Search the records for the string "average", then copy each line that has it.

---- Supplied records

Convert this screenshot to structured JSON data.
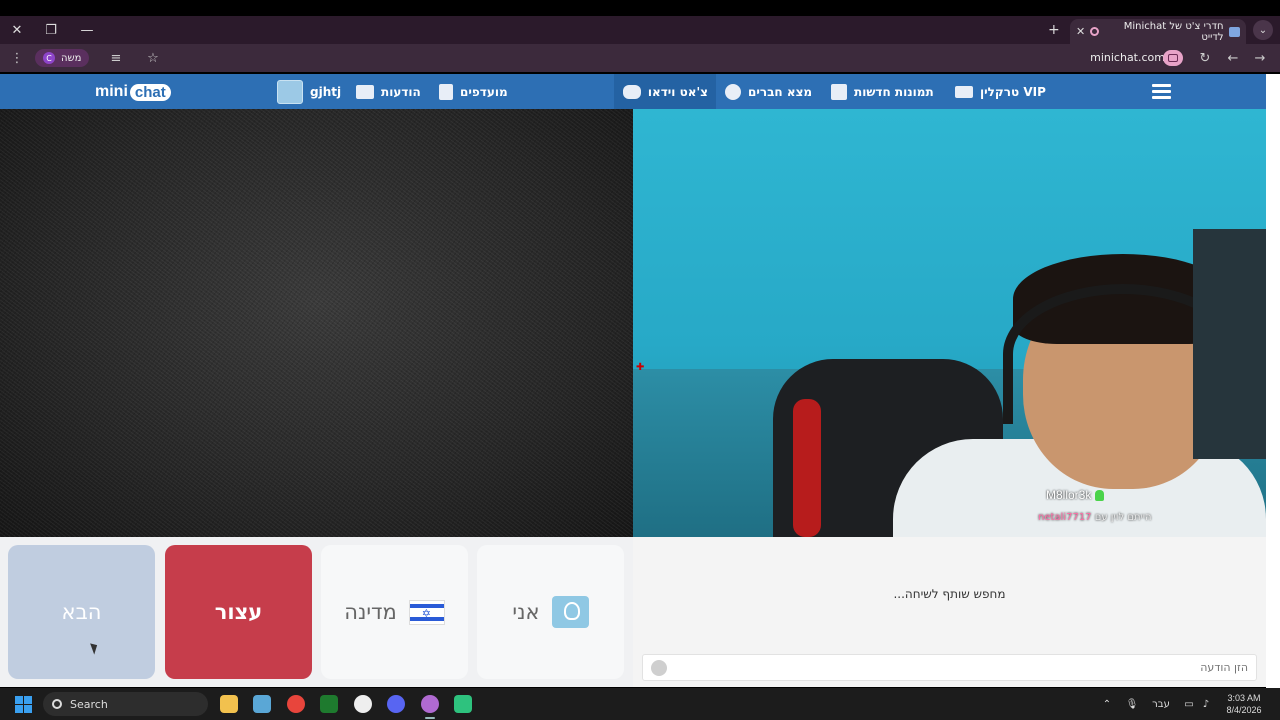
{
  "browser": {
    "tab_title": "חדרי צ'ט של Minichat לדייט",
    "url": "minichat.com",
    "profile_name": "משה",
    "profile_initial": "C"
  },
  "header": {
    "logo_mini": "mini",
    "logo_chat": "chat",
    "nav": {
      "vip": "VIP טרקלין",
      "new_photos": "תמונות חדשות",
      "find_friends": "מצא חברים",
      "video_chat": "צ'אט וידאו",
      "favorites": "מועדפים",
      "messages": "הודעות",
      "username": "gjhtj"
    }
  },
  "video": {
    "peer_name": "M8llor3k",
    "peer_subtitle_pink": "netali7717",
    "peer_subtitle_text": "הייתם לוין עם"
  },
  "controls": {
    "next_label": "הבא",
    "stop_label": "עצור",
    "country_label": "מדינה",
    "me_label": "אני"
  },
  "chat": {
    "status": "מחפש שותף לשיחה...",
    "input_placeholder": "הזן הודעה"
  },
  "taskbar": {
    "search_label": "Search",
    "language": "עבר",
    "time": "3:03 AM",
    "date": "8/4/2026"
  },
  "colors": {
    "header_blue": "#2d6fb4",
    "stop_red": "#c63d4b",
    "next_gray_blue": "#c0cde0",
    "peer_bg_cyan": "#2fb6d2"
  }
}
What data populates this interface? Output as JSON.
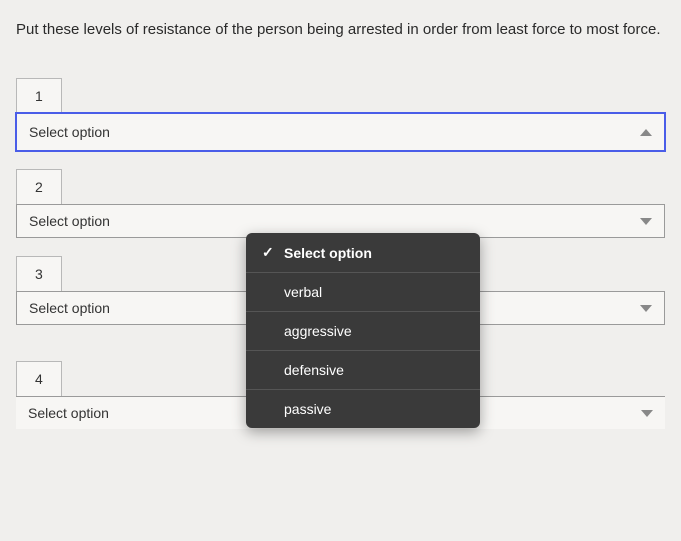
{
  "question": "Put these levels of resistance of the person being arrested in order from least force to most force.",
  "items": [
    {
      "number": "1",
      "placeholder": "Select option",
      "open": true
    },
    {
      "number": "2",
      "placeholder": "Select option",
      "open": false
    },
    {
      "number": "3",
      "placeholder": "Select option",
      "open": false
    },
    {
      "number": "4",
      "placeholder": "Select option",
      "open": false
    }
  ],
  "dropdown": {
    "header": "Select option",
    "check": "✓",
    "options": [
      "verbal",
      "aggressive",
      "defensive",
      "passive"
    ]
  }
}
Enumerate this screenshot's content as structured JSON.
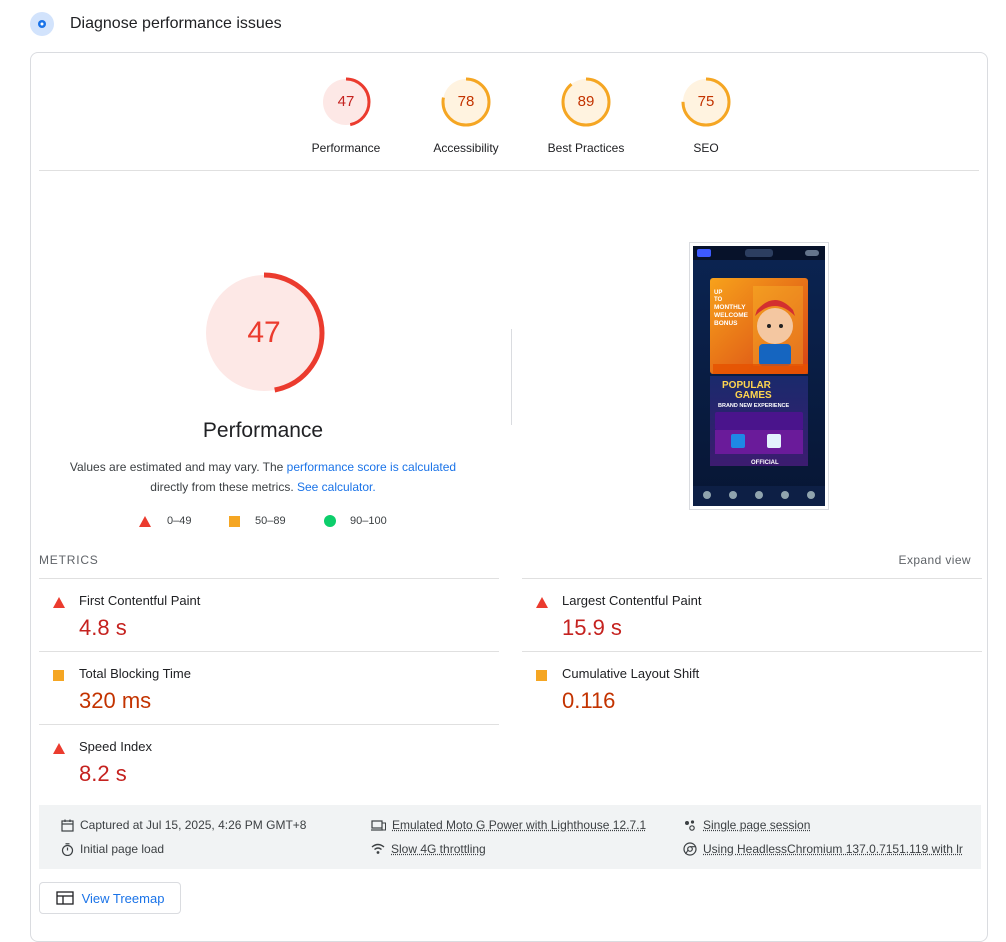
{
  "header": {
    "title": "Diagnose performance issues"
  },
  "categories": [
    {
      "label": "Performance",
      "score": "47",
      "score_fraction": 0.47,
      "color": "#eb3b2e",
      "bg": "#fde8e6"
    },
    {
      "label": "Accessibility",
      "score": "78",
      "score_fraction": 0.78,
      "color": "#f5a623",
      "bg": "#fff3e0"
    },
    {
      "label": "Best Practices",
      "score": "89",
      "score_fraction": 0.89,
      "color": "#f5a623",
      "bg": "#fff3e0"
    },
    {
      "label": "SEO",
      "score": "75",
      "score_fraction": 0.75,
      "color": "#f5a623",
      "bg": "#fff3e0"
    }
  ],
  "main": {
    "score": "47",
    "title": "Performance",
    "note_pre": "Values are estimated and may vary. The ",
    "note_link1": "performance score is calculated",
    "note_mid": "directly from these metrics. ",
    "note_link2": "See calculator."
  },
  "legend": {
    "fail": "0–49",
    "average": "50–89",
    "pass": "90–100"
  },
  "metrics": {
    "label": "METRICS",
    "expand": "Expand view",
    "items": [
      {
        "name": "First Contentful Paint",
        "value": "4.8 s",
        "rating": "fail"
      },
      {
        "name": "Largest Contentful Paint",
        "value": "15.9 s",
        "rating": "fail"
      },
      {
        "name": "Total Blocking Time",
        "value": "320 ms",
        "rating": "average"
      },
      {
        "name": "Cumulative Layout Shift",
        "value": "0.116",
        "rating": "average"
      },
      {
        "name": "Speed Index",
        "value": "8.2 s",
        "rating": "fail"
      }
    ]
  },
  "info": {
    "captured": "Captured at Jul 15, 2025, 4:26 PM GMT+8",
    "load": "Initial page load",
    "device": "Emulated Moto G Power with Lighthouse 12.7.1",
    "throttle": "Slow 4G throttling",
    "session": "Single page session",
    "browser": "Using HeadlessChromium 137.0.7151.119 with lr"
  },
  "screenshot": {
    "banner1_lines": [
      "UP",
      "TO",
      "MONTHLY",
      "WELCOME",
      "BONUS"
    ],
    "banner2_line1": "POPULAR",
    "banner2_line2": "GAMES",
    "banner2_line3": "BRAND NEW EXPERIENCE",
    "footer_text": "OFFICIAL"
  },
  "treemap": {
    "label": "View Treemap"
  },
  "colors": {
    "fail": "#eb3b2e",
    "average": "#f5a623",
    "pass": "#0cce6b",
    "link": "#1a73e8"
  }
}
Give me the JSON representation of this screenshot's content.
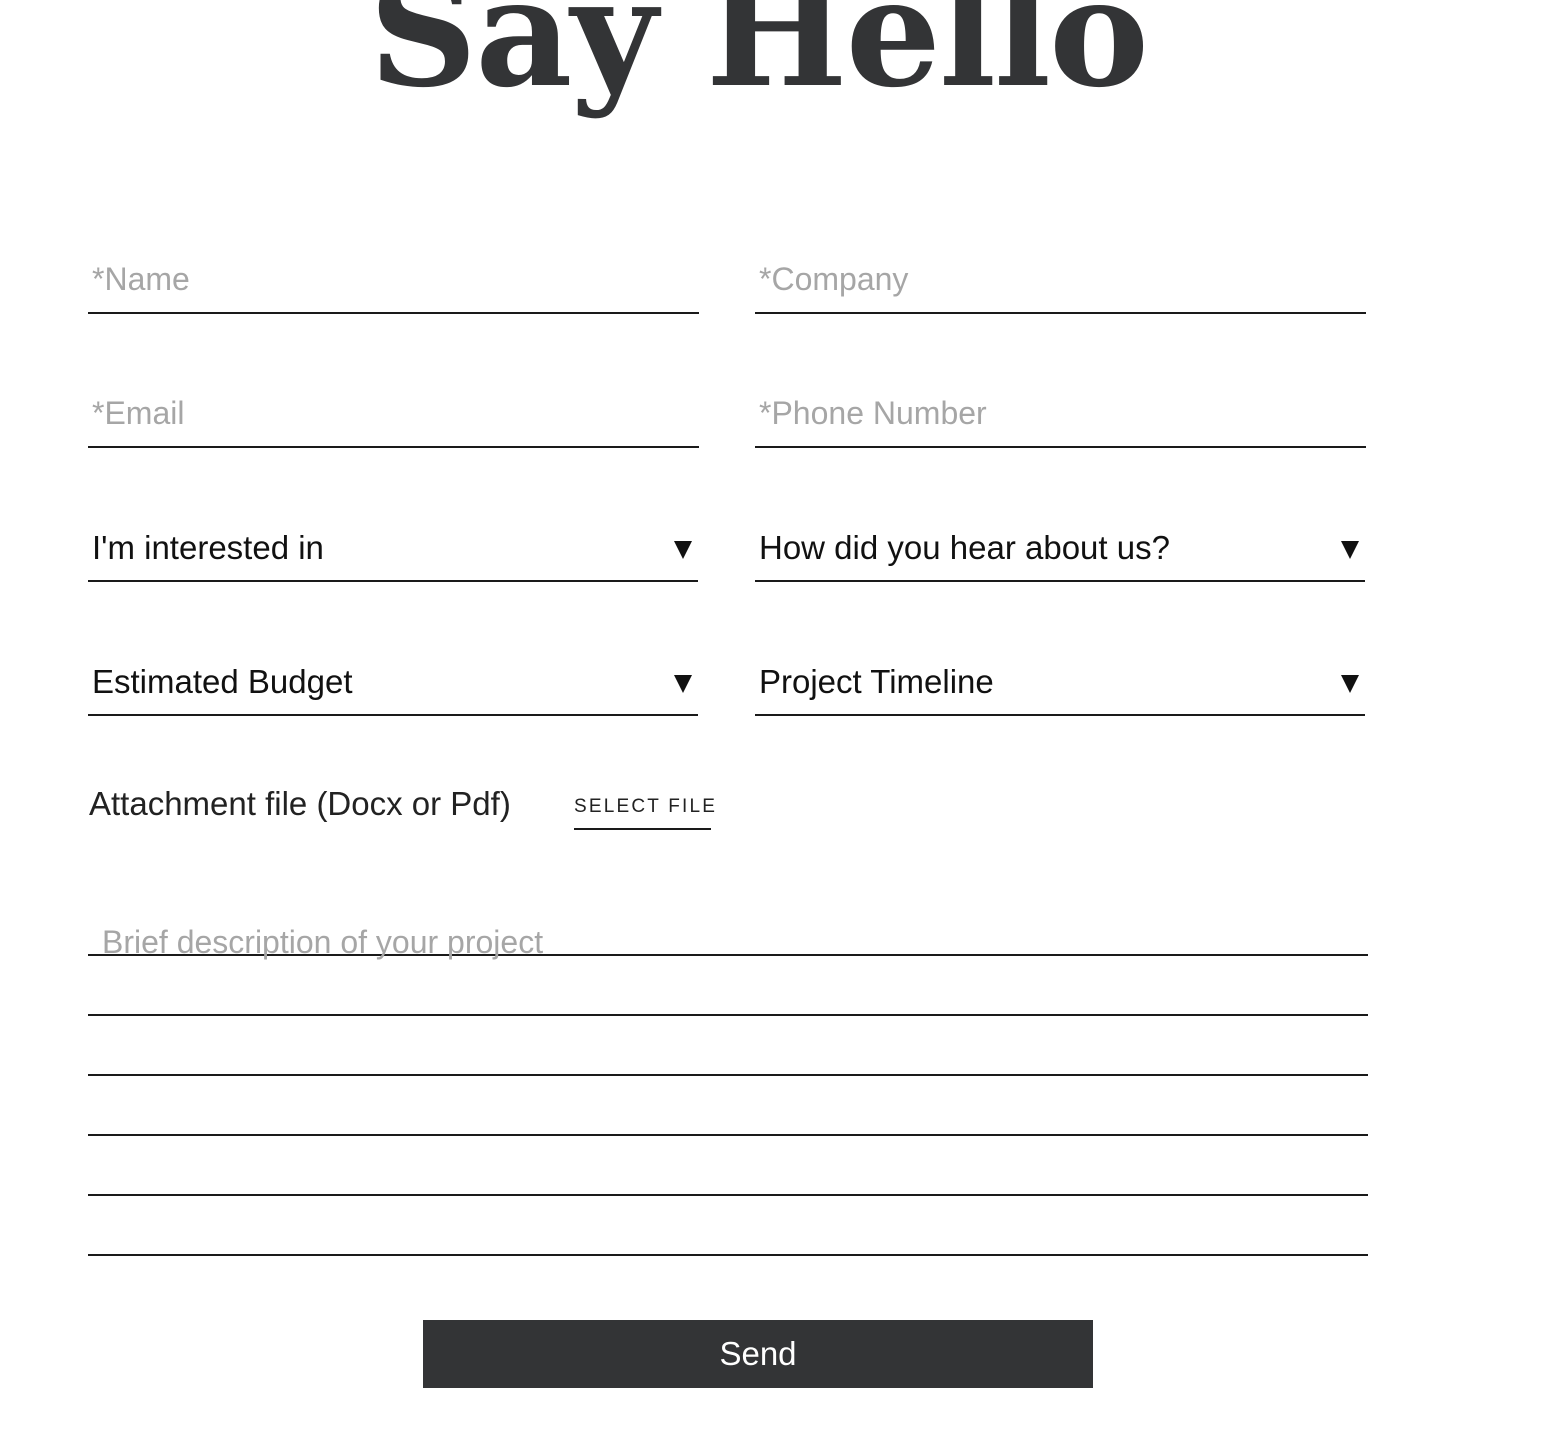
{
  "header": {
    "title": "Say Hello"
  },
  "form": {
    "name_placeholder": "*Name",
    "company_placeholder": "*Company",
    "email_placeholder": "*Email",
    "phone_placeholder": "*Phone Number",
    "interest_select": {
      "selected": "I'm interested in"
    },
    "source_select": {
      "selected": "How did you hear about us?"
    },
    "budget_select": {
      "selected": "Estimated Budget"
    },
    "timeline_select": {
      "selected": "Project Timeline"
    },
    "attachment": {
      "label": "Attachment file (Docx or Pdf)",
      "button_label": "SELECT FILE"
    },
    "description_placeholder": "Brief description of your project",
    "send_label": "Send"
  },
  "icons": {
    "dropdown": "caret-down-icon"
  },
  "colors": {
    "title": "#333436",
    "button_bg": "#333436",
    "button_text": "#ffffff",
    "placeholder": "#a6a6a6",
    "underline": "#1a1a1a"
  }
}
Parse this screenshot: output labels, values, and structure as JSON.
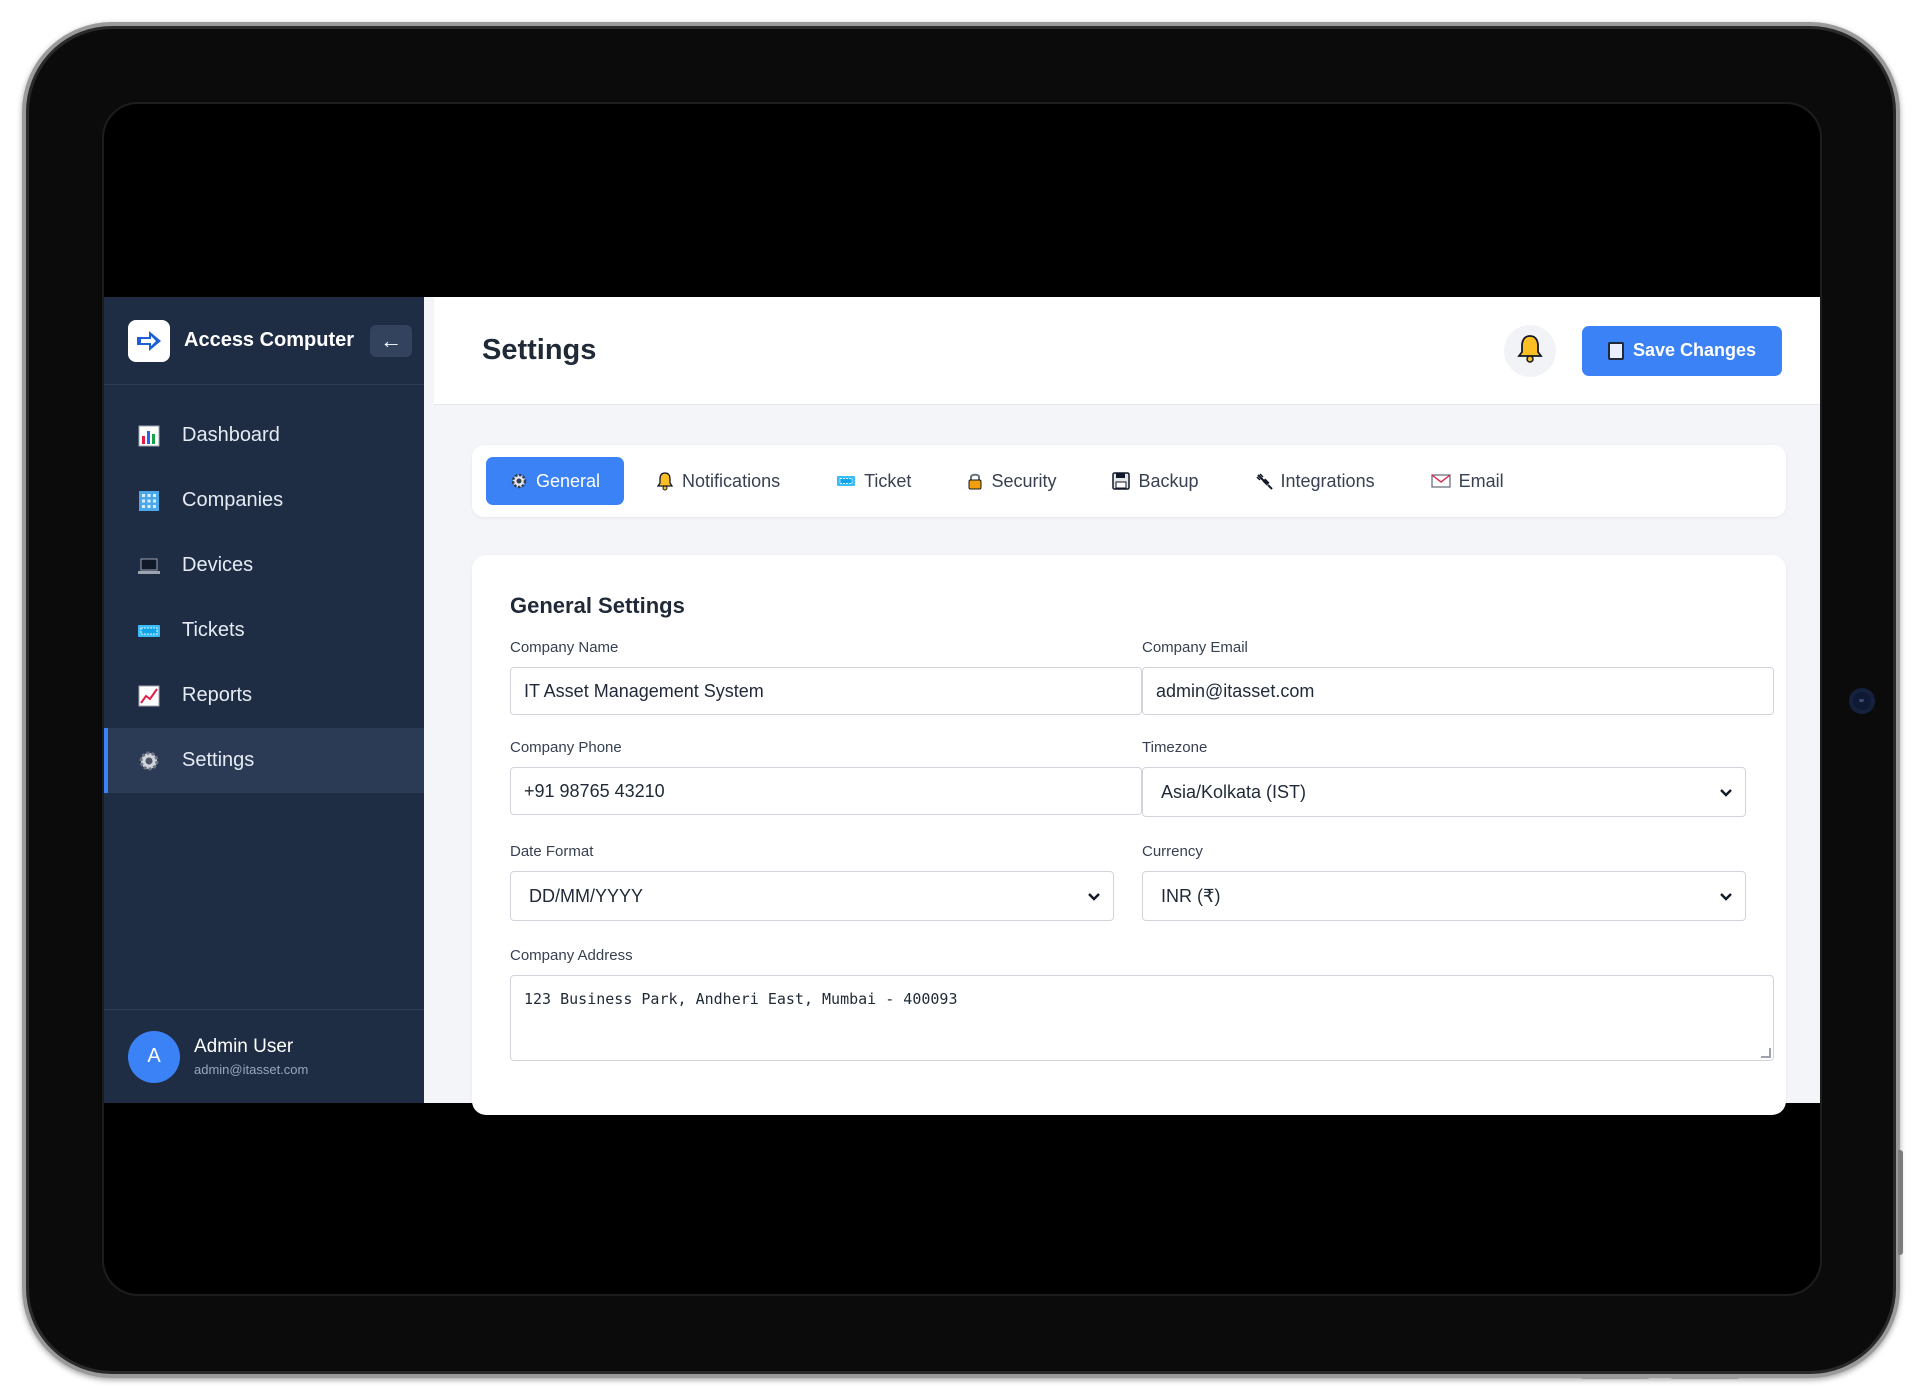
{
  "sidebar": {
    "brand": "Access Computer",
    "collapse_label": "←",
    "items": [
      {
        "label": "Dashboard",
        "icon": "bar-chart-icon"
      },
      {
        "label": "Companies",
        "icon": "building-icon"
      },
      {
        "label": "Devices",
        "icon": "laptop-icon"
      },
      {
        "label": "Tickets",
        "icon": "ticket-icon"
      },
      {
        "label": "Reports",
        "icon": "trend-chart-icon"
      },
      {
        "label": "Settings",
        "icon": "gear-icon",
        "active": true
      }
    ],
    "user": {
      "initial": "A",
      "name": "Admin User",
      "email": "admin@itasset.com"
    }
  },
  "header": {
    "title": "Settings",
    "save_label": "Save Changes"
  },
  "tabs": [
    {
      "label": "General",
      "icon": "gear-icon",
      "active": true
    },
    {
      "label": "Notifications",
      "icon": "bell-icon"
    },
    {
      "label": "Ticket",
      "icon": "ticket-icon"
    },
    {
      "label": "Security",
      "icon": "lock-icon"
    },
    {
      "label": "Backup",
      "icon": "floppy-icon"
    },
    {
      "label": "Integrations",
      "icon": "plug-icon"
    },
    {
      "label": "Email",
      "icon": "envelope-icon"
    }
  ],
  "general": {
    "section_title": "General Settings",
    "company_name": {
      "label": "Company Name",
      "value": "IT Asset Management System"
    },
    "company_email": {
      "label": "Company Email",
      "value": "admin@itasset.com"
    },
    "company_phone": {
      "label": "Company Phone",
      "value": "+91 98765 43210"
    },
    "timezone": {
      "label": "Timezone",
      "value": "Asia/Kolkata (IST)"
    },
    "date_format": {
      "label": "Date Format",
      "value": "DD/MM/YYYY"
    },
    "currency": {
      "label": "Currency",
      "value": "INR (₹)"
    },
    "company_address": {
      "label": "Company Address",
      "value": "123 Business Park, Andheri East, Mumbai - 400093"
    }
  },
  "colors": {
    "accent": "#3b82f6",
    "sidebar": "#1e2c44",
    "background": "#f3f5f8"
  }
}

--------

* _Task solution_
    "average": "50–89",
        "rating": "average"
        "rating": "average"
    "average": "#f5a623",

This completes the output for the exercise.